Added: June 4, 2016 – Last updated: June 4, 2016


Author: Valerie Nicole Wieskamp

Title: Sexual Violence and the U.S. Military

Subtitle: The Melodramatic Mythos of War and Rhetoric of Healing Heroism

Thesis: Ph.D. Thesis, Indiana University

Advisor: Robert Terrill

Year: 2015

Pages: vi + 253pp.

OCLC Number: 913485499 – Find a Library: WorldCat | OCLC Number: 949665992 – Find a Library: WorldCat

Language: English

Keywords: Modern History: 20th Century, 21st Century | American History: U.S. History | Types: Wartime Rape / Second World War, Vietnam War, "War on Terror"


Link: IUScholarWorks: Digital Repository of the Indiana University Libraries (Restricted Access)


Author: Valerie Wieskamp, Department of Communication, Appalachian State

Abstract: »In this project, I examine the rhetorical patterns that silence or expose wartime sexual assault in U.S. culture from World War II, the Vietnam War, and the contemporary War on Terror.
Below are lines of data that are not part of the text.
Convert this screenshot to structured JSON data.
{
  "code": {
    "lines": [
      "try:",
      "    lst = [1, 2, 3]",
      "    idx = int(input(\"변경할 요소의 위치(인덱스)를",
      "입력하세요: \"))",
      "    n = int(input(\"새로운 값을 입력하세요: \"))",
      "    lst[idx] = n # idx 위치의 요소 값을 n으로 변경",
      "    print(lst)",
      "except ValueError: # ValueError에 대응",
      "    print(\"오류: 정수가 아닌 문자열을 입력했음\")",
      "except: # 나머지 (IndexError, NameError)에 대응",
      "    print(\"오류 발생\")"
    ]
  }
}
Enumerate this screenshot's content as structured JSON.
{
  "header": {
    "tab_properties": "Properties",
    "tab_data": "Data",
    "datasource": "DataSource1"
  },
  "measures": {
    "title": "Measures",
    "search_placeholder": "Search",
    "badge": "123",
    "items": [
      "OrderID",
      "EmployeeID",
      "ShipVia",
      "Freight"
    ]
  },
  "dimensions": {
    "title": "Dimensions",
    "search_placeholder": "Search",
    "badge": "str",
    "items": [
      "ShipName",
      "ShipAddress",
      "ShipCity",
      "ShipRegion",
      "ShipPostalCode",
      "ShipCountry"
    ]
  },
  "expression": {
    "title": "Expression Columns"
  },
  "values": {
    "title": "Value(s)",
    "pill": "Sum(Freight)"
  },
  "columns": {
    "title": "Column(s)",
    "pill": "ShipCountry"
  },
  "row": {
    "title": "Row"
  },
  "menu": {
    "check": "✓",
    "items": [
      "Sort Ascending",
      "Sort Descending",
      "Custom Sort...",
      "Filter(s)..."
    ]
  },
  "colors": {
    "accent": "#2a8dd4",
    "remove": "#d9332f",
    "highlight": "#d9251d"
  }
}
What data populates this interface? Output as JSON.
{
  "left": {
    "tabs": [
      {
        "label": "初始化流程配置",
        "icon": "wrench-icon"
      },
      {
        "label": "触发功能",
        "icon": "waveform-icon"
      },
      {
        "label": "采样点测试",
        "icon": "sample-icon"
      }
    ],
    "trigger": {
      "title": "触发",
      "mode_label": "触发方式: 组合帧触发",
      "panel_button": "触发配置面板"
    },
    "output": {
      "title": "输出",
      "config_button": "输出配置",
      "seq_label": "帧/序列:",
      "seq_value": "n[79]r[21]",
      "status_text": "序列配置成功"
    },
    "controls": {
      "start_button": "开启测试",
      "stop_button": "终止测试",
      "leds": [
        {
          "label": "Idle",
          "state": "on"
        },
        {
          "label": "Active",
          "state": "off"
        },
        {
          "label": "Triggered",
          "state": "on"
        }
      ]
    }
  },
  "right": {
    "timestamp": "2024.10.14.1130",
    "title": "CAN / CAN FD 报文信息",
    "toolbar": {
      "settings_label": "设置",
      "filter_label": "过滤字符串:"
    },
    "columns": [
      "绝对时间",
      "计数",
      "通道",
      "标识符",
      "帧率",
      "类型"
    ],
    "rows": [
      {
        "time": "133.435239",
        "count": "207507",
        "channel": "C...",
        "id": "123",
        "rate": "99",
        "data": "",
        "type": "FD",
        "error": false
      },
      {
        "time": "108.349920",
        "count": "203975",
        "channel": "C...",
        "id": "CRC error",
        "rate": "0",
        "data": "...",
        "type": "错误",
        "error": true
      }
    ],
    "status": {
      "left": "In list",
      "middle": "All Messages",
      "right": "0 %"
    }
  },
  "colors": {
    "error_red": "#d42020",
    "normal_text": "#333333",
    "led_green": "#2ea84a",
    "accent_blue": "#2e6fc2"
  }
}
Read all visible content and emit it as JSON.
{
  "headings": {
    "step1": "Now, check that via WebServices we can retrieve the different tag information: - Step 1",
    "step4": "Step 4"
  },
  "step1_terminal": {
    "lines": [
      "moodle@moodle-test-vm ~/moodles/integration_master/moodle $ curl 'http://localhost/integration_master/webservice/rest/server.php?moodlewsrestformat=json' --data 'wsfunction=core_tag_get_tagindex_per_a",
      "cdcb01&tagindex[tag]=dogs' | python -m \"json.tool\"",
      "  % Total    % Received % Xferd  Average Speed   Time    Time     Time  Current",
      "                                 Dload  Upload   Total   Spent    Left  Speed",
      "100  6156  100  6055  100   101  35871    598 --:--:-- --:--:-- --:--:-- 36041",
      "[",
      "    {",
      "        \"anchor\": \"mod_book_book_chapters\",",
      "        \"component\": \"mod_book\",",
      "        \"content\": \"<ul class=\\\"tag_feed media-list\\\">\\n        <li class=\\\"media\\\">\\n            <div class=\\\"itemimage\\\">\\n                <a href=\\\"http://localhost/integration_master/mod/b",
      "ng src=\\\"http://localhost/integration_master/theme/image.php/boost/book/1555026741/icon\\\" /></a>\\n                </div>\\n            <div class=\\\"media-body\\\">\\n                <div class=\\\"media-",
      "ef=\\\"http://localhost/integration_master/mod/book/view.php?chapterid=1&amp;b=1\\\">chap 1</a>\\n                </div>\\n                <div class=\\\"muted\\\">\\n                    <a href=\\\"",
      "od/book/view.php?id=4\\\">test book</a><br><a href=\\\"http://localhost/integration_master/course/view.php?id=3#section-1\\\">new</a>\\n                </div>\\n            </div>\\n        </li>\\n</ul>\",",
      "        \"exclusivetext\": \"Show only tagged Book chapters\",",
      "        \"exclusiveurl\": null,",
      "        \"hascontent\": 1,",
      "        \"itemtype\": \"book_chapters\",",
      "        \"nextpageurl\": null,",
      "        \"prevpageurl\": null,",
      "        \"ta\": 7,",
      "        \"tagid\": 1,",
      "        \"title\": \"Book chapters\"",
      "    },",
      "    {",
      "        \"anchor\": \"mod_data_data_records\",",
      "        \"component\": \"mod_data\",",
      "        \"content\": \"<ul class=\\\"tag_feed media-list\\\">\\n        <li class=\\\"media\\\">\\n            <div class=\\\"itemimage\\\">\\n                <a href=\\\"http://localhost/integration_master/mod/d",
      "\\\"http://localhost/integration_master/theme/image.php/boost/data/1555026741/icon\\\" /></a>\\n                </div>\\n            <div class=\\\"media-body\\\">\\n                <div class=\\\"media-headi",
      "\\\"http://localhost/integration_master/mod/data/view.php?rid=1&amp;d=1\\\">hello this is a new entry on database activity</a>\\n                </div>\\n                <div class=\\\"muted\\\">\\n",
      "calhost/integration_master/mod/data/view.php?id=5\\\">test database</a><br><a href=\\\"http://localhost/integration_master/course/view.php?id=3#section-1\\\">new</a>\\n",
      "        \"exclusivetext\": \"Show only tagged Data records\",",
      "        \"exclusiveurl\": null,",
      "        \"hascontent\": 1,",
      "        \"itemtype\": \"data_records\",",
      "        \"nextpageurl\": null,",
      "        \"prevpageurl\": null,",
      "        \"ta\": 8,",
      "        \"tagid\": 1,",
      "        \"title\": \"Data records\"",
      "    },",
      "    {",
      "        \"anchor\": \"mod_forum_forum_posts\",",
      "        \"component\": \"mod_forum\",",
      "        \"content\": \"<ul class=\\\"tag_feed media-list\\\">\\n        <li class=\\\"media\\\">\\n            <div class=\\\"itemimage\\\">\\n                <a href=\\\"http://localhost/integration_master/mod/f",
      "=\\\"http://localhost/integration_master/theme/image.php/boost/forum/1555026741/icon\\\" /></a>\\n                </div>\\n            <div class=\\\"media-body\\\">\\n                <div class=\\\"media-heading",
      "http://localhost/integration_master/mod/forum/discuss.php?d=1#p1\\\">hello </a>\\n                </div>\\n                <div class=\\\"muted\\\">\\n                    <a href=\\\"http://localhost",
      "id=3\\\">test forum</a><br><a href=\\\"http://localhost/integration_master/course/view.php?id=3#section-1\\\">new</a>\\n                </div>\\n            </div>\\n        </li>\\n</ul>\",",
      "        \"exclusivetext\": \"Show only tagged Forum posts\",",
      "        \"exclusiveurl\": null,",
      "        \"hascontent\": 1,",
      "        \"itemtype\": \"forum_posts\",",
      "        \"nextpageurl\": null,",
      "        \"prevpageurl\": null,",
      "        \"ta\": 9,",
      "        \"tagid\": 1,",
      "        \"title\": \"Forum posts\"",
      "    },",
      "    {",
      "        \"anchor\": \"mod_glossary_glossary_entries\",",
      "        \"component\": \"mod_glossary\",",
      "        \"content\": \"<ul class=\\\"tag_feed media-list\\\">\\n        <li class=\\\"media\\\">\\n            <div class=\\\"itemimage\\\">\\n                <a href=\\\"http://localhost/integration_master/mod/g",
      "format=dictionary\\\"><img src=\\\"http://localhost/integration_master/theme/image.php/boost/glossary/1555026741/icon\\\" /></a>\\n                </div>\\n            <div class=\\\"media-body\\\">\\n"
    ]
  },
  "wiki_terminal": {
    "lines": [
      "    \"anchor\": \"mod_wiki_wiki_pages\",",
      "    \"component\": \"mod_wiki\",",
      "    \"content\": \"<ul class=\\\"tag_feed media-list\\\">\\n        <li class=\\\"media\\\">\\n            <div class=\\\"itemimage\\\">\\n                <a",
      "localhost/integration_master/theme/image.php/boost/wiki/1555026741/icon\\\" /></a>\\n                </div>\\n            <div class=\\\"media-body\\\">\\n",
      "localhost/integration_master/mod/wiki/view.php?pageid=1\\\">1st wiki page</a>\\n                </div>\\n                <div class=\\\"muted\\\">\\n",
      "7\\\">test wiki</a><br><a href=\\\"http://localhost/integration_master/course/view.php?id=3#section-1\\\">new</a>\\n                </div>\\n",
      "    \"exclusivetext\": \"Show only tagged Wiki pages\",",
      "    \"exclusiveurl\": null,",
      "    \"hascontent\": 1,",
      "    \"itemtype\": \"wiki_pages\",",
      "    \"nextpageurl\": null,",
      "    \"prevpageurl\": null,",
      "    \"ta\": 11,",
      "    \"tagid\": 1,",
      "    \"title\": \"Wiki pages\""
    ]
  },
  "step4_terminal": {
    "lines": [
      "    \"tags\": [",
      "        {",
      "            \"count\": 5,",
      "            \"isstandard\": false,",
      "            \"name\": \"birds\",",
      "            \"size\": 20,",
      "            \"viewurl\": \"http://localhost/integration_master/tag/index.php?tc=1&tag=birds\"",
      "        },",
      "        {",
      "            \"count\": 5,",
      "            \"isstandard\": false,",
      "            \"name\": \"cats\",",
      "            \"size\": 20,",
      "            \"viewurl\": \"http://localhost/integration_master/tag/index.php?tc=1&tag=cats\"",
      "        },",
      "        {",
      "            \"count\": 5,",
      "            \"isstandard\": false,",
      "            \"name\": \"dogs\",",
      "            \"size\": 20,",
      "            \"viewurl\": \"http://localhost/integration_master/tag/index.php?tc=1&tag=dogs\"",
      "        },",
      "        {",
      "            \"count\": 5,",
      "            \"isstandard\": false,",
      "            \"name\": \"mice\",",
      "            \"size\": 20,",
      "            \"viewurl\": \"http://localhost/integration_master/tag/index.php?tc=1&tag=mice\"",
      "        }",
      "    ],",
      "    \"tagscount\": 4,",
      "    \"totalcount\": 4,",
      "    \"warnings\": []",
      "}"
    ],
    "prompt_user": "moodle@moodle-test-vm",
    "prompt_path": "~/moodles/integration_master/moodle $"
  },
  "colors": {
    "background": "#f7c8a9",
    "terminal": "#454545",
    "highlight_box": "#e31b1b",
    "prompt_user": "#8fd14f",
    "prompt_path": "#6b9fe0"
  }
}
Through rhetorical analysis of military rhetoric, film, journalism, and photography, I argue that institutional narratives deploy rape as a political trope by exploiting narratives of sexual abuse in ways that promote war and inhibit justice for survivors. These narratives are patterned by a "melodramatic frame," which emphasizes feminine vulnerability and racialized villainy to construct a heroic national identity. By depicting sexual violence as a crime committed by inherently deviant individuals rather than a byproduct of institutionalized patriarchal norms, the melodramatic frame privileges individualism over collectivity. I then juxtapose this institutional discourse with resistant voices found personal narratives, dissent, and advocacy efforts that counter the melodramatic frame. Not only do these narratives further critique melodrama by demonstrating its inadequacy in capturing the complexity of material experiences, but they also provide effective rhetorical models that invite us to see the cultural and systemic factors that exacerbate wartime sexual violence. These resistant discourses demonstrate what I call a "healing heroism," which challenges melodramatic tendencies toward caricature and polarization. In doing so, they unsettle harmful gender and racial norms by reimagining notions of vulnerability, heroism, and villainy.« (Source: IUScholarWorks)

Wikipedia: History of the Americas: History of the United States | Types of rape: Wartime sexual violence / United States war crimes | War Vietnam War, War on Terror, World War II